In sum, ethnic based governance and conflicts are enormously costly for the country and its people. Continued conflict will not nurture peace and national reconciliation in the medium and long-term. On the contrary, conflicts and ethnic polarization will perpetuate animosities and ethnic based hatreds that the society cannot afford. Conflicts will also strengthen the determination of the ruling-party to prolong a single party state and will make the country more and more vulnerable to external threats. It will keep the country poor.
The question then is whether or not the ruling-party has shown any willingness and readiness to move forward with free, fair, open, transparent and competitive elections and gain the confidence and trust of the Ethiopian people. If one believes in option one–a peaceful election is possible–one needs to assess the preconditions for success. One would also need to define what the election will be about. Elections are not simply about going through the motion of the ballot box and winning. It is about building the infrastructure and institutions that will make the Ethiopian people masters of their own destiny. To have real meaning, any election must allow debate and discussion on fundamental policy concerns, including the type of federalism the country needs. The future must result in real change in culture and attitudes. Here is why opponents need to collaborate much more now than in the past; and leave aside the bitterness and quarrel that be devils them.

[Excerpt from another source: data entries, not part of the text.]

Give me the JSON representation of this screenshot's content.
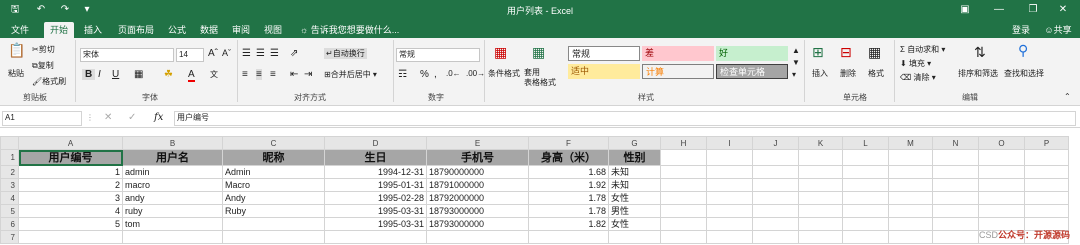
{
  "window": {
    "title": "用户列表 - Excel",
    "login": "登录",
    "share": "共享"
  },
  "tabs": [
    "文件",
    "开始",
    "插入",
    "页面布局",
    "公式",
    "数据",
    "审阅",
    "视图"
  ],
  "tellme": "告诉我您想要做什么...",
  "ribbon": {
    "clipboard": {
      "paste": "粘贴",
      "cut": "剪切",
      "copy": "复制",
      "format_painter": "格式刷",
      "label": "剪贴板"
    },
    "font": {
      "name": "宋体",
      "size": "14",
      "label": "字体"
    },
    "alignment": {
      "wrap": "自动换行",
      "merge": "合并后居中",
      "label": "对齐方式"
    },
    "number": {
      "format": "常规",
      "label": "数字"
    },
    "styles": {
      "conditional": "条件格式",
      "table_fmt": "套用\n表格格式",
      "normal": "常规",
      "bad": "差",
      "good": "好",
      "neutral": "适中",
      "calc": "计算",
      "check": "检查单元格",
      "label": "样式"
    },
    "cells": {
      "insert": "插入",
      "delete": "删除",
      "format": "格式",
      "label": "单元格"
    },
    "editing": {
      "autosum": "自动求和",
      "fill": "填充",
      "clear": "清除",
      "sort": "排序和筛选",
      "find": "查找和选择",
      "label": "编辑"
    }
  },
  "formula": {
    "name_box": "A1",
    "fx": "fx",
    "content": "用户编号"
  },
  "columns": [
    "A",
    "B",
    "C",
    "D",
    "E",
    "F",
    "G",
    "H",
    "I",
    "J",
    "K",
    "L",
    "M",
    "N",
    "O",
    "P"
  ],
  "header_row": [
    "用户编号",
    "用户名",
    "昵称",
    "生日",
    "手机号",
    "身高（米）",
    "性别"
  ],
  "rows": [
    [
      "1",
      "admin",
      "Admin",
      "1994-12-31",
      "18790000000",
      "1.68",
      "未知"
    ],
    [
      "2",
      "macro",
      "Macro",
      "1995-01-31",
      "18791000000",
      "1.92",
      "未知"
    ],
    [
      "3",
      "andy",
      "Andy",
      "1995-02-28",
      "18792000000",
      "1.78",
      "女性"
    ],
    [
      "4",
      "ruby",
      "Ruby",
      "1995-03-31",
      "18793000000",
      "1.78",
      "男性"
    ],
    [
      "5",
      "tom",
      "",
      "1995-03-31",
      "18793000000",
      "1.82",
      "女性"
    ],
    [
      "",
      "",
      "",
      "",
      "",
      "",
      ""
    ]
  ],
  "row_numbers": [
    "1",
    "2",
    "3",
    "4",
    "5",
    "6",
    "7"
  ],
  "watermark": {
    "prefix": "CSD",
    "text": "公众号：开源源码"
  },
  "colors": {
    "excel_green": "#217346",
    "header_fill": "#a6a6a6"
  }
}
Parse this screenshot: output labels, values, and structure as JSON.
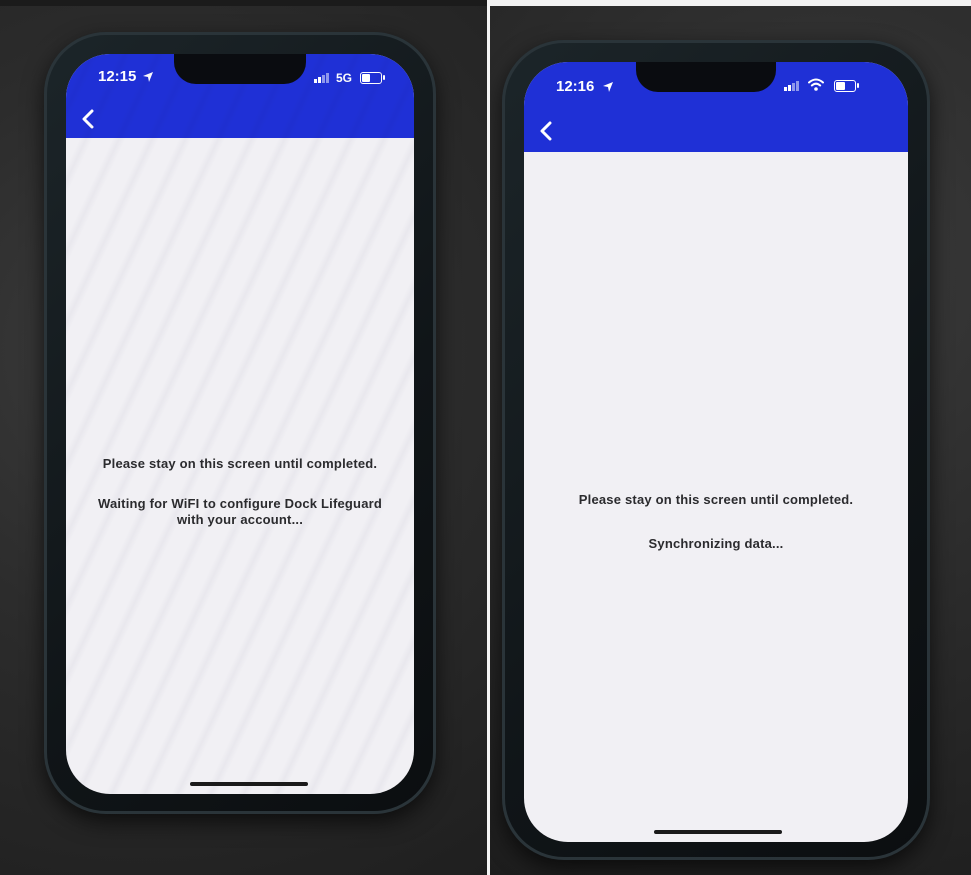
{
  "screenshots": [
    {
      "status_time": "12:15",
      "network": "5G",
      "back_icon": "chevron-left-icon",
      "header_color": "#1f30d6",
      "message_primary": "Please stay on this screen until completed.",
      "message_secondary": "Waiting for WiFI to configure Dock Lifeguard with your account..."
    },
    {
      "status_time": "12:16",
      "network": "wifi",
      "back_icon": "chevron-left-icon",
      "header_color": "#1f30d6",
      "message_primary": "Please stay on this screen until completed.",
      "message_secondary": "Synchronizing data..."
    }
  ]
}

I am not aware of the ruling-party’s readiness to allow public debate of policies. Even if it does not, the democratization process must continue and political leaders and supporters must find innovative tools to strengthen institutionalization. Debates and other instruments must debunk the myth that ethnic-federalism is pluralist or democratic. When Ethiopian citizens see democratic alternatives, as was the case in the 2005 elections, they will respond and take charge. This will put the ruling-party on the defensive. The more defensive it is the better for the democratization process. This requires a new and post ethnicity cadre of political and social leaders who believe in a unified and democratic Ethiopia that will accommodate everyone’s interest. Ethiopian centrality will not survive without accommodating the hopes and aspirations of all its diverse citizens. It is political wisdom 101 to accept this notion. A bunker mentality on any side will not help the country. It is being clueless to timeless wisdoms such as one from Charles Darwin who had said, “It is not the strongest of the species that survive, or the most intelligent, but the one most responsive to change.” Political wisdom is readiness and willingness to change. It is political parties and leaders who respond to new requirements and changes who will make a difference.
To be continued.